Modest Increase for Industrial Production last month

Rick Moran
The nation's industrial sector saw modest gains for September as the credit crunch and sub-prime mortgage crisis appear not to have impacted manufacturing much at all.

Production rose at 0.1% as did
Manufacturing output:

August's production change, however, was revised down to unchanged from a previously reported 0.2 percent gain.

Manufacturing output rose after a revised 0.4 percent decline in August. Durable goods production slipped 0.1 percent, with declines in motor vehicles, wood products and furniture. Output at utilities edged down 0.1 percent while production at mines expanded 0.2 percent.

On a quarterly basis, industrial production rose 4 percent over the July-September period, the biggest quarterly gain in a year.
Despite low inflation, low unemployment, low interest rates, and a record breaking stock market, the nation's business media continues to ignore the fact that the economy is chugging along quite nicely with general agreement among analysts that a recession is nowhere on the horizon.

To be sure, the dollar has been tanking recently which may lead to some unpleasant consequences. In the meantime, American goods are cheaper overseas and tourists are flocking here as a result of the very favorable exchange rates.

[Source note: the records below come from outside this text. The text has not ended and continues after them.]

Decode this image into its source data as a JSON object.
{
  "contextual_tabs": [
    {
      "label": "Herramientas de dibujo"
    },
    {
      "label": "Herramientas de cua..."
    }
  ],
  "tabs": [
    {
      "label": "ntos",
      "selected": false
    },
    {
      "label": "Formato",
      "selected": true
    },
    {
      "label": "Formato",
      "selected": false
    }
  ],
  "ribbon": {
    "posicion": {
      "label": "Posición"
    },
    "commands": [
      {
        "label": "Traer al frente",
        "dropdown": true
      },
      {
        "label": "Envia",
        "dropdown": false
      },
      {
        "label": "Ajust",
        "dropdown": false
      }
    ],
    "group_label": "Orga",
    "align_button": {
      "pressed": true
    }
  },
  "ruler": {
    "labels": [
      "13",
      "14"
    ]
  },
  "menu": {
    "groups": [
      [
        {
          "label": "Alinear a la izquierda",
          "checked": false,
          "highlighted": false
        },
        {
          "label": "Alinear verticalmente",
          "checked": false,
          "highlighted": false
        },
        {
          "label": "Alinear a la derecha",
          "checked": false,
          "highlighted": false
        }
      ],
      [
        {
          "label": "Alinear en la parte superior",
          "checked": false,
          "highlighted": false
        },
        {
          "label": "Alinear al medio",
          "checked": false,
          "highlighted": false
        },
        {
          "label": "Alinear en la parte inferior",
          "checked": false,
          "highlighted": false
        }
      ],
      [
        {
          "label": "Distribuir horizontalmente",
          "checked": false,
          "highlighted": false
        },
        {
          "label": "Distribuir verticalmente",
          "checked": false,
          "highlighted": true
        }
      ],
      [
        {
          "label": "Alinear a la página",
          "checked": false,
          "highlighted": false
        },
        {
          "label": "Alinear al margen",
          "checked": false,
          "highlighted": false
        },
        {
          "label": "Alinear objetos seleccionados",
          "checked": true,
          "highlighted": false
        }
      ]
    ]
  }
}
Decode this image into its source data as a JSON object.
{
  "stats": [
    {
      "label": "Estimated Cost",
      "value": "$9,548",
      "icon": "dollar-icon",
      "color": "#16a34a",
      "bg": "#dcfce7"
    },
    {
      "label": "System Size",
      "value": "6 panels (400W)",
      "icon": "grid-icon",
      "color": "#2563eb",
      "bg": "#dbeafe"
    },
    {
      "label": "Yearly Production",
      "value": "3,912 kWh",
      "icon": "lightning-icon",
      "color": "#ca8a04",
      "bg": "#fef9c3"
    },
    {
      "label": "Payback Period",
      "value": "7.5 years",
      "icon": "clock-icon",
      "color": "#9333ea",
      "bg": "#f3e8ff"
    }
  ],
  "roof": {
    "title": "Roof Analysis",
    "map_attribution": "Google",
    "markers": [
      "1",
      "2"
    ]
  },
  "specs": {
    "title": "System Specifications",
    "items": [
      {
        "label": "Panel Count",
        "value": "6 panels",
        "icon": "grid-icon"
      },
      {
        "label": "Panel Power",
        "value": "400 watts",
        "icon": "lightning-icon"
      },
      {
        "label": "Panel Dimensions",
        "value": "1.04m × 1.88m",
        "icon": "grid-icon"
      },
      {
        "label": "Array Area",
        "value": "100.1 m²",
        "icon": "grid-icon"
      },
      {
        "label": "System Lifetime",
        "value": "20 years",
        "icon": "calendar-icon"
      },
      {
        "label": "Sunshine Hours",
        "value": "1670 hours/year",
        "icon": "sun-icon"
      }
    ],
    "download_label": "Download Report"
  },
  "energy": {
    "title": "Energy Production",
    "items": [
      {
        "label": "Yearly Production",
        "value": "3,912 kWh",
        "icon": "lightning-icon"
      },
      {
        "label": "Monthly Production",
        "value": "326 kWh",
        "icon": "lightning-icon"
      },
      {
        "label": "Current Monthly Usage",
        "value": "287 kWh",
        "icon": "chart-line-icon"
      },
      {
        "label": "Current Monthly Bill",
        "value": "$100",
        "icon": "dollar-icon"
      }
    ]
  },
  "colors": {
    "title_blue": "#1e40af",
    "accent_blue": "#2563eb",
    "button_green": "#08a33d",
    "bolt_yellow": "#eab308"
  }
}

One thing is for sure; once a Democrat gets in the White House, you can be sure that the news about the economy will be a lot more upbeat.
The nation's industrial sector saw modest gains for September as the credit crunch and sub-prime mortgage crisis appear not to have impacted manufacturing much at all.

Production rose at 0.1% as did
Manufacturing output:

August's production change, however, was revised down to unchanged from a previously reported 0.2 percent gain.

Manufacturing output rose after a revised 0.4 percent decline in August. Durable goods production slipped 0.1 percent, with declines in motor vehicles, wood products and furniture. Output at utilities edged down 0.1 percent while production at mines expanded 0.2 percent.

On a quarterly basis, industrial production rose 4 percent over the July-September period, the biggest quarterly gain in a year.
Despite low inflation, low unemployment, low interest rates, and a record breaking stock market, the nation's business media continues to ignore the fact that the economy is chugging along quite nicely with general agreement among analysts that a recession is nowhere on the horizon.

To be sure, the dollar has been tanking recently which may lead to some unpleasant consequences. In the meantime, American goods are cheaper overseas and tourists are flocking here as a result of the very favorable exchange rates.

One thing is for sure; once a Democrat gets in the White House, you can be sure that the news about the economy will be a lot more upbeat.